  6. ^ http://www.fifa.com/worldfootball/news/newsid=1451394.html
  7. ^ http://www.fifa.com/newscentre/features/news/newsid=1619243/index.html?intcmp=newsreader_news_box_4
  8. ^ FIFA 100
  9. ^ http://www.mlssoccer.com/video/2012/06/22/power-5-unbreakable-records-valderramas-26-assists-2000
  10. ^ http://www.mlssoccer.com/players/carlos-valderrama
  11. ^ AP (2007), Valderrama expelled from match for taunting referee with cash, USA Today, 1 November 2007, usatoday.com. Retrieved 10 July 2008.
  12. ^ http://chihasbagliatopagliuca.blogspot.com/2012/08/how-maturana-changed-football.html
  13. ^ http://www.fifa.com/aboutfifa/organisation/news/newsid=87394/index.html
  14. ^ http://www.fifa.com/aboutfifa/organisation/news/newsid=87394/index.html
  15. ^ http://www.fifa.com/aboutfifa/organisation/news/newsid=87394/index.html
  16. ^ http://www.fifa.com/world-match-centre/news/newsid/145/139/4/index.html
  17. ^ http://www.fifa.com/classicfootball/news/newsid=2167928/index.html
  18. ^ http://www.fifa.com/classicfootball/news/newsid=2167928/index.html
  19. ^ http://www.youtube.com/watch?v=HCpLicqLvOA
  20. ^ http://www.youtube.com/watch?v=zp7vf5So3_k
  21. ^ http://www.youtube.com/watch?v=zp7vf5So3_k
  22. ^ http://www.youtube.com/watch?v=m7A5smuVFs8
  23. ^ http://www.mlssoccer.com/news/article/2012/03/08/colombians-mls-stability-status-influence-recent-shift
  24. ^ http://www.youtube.com/watch?v=m7A5smuVFs8
  25. ^ http://www.youtube.com/watch?v=ami5tGXM0VU
  26. ^ https://www.facebook.com/galacticsfc

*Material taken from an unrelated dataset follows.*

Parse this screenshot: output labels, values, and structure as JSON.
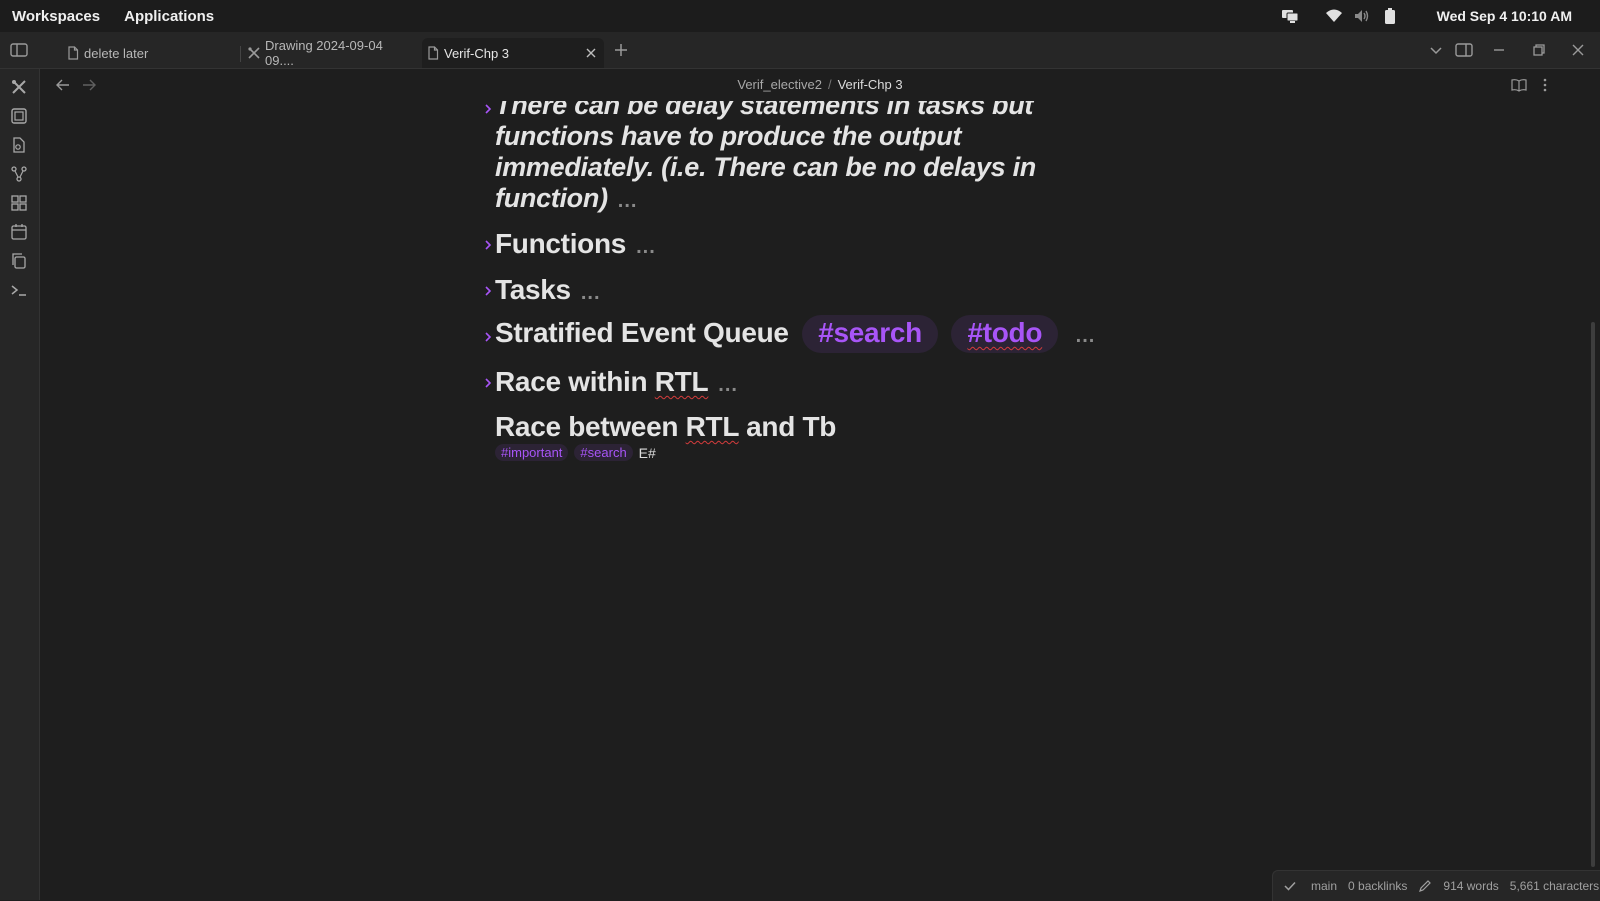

  27. ^ Mamrud, Roberto (13 March 2004). "Carlos Alberto Valderrama - Century of International Appearances". The Rec.Sport.Soccer Statistics Foundation. Retrieved 7 August 2014. 

External links[edit]